◆ **What this task involves**
Look through the listing below and work out how many of its lines hold the word "title". Give only the number.

◆ **Dataset**
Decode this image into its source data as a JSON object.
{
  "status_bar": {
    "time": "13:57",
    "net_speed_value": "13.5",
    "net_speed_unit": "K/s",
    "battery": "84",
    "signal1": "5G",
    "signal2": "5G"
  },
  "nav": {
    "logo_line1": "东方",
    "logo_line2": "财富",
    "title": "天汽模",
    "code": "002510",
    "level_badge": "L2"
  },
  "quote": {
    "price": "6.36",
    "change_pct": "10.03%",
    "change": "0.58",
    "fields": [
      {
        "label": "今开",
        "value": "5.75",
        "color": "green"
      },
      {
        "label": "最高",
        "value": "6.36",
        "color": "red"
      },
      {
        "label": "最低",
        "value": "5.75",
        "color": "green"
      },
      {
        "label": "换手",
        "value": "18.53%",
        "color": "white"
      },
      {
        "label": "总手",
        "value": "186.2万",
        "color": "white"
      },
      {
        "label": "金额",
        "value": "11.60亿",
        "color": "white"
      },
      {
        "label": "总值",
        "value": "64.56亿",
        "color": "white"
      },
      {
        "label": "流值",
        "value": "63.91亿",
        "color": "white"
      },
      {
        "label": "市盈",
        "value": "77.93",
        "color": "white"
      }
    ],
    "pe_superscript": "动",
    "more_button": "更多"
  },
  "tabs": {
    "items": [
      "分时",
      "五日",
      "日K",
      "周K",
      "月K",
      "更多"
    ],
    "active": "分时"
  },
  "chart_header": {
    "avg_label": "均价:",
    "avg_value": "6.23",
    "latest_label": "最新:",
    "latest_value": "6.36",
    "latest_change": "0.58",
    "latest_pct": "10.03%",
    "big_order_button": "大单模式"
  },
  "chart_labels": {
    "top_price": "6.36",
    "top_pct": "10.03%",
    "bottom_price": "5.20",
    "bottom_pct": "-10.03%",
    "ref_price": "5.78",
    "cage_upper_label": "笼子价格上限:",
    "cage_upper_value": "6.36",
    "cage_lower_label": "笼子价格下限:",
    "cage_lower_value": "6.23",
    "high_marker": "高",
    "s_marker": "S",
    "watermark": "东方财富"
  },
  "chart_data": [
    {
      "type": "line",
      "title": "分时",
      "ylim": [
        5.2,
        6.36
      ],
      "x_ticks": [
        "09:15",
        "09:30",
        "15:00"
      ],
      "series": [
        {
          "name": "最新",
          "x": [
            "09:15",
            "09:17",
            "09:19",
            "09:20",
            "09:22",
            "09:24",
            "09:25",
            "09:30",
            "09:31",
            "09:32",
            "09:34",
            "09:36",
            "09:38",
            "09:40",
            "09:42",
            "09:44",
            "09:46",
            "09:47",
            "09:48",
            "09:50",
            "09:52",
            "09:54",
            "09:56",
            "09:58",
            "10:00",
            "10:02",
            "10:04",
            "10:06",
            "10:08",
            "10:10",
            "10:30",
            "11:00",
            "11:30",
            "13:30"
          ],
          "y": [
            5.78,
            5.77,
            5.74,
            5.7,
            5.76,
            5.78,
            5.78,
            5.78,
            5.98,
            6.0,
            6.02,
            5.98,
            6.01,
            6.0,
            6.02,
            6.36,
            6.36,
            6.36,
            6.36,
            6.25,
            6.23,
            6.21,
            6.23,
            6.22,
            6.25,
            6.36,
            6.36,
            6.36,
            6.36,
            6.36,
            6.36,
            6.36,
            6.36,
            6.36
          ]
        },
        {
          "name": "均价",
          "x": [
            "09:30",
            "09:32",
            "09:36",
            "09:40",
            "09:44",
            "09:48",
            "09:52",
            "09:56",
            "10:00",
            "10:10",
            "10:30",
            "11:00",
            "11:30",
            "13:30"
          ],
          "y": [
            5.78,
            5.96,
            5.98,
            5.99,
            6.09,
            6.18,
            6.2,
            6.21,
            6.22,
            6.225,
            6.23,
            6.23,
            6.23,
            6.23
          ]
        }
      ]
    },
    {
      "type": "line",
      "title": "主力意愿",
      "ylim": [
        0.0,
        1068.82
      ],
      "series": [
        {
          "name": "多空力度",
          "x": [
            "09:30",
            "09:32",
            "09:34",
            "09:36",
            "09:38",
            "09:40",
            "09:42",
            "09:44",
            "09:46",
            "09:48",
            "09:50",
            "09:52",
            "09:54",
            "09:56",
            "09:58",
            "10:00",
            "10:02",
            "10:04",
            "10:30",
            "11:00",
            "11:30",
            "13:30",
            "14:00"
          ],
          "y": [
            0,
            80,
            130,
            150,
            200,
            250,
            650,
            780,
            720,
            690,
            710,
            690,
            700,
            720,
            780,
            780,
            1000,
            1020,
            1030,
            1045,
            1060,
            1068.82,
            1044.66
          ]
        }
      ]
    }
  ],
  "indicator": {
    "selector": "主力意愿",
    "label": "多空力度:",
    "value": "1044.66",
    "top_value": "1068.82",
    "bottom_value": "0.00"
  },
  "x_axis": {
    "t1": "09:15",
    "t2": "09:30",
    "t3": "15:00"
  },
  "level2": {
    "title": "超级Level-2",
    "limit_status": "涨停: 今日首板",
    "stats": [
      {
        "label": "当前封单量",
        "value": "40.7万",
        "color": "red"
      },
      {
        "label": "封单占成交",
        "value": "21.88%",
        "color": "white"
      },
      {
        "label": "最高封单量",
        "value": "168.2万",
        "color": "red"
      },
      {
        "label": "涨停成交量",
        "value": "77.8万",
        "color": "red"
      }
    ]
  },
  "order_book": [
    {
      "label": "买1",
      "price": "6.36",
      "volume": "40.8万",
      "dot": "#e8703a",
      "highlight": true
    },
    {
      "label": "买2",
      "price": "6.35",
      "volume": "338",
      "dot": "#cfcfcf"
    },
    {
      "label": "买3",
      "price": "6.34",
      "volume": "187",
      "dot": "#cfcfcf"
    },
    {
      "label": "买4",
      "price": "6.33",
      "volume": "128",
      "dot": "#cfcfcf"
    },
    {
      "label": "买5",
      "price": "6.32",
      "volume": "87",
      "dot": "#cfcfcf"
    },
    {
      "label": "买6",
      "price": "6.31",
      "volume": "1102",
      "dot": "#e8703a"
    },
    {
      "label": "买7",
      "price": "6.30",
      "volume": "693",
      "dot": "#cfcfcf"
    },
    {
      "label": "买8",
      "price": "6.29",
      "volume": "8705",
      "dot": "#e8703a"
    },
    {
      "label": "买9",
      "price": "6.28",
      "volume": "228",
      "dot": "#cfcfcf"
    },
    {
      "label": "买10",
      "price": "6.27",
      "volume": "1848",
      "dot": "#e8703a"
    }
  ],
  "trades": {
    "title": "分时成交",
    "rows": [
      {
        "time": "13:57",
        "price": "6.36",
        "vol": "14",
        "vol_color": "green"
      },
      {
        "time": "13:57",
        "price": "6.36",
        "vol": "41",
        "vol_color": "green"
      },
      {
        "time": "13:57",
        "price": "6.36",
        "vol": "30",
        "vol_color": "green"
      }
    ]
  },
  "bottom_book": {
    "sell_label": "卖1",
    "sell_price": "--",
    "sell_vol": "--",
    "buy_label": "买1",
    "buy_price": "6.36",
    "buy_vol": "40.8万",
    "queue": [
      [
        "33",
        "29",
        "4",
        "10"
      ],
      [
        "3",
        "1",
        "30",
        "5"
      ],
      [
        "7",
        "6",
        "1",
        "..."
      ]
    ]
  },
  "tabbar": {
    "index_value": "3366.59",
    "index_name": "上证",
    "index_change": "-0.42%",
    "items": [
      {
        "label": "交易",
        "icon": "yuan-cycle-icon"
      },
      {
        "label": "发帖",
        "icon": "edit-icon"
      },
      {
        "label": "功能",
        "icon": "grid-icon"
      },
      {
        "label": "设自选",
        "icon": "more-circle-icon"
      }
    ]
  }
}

◆ **Result for this task**
5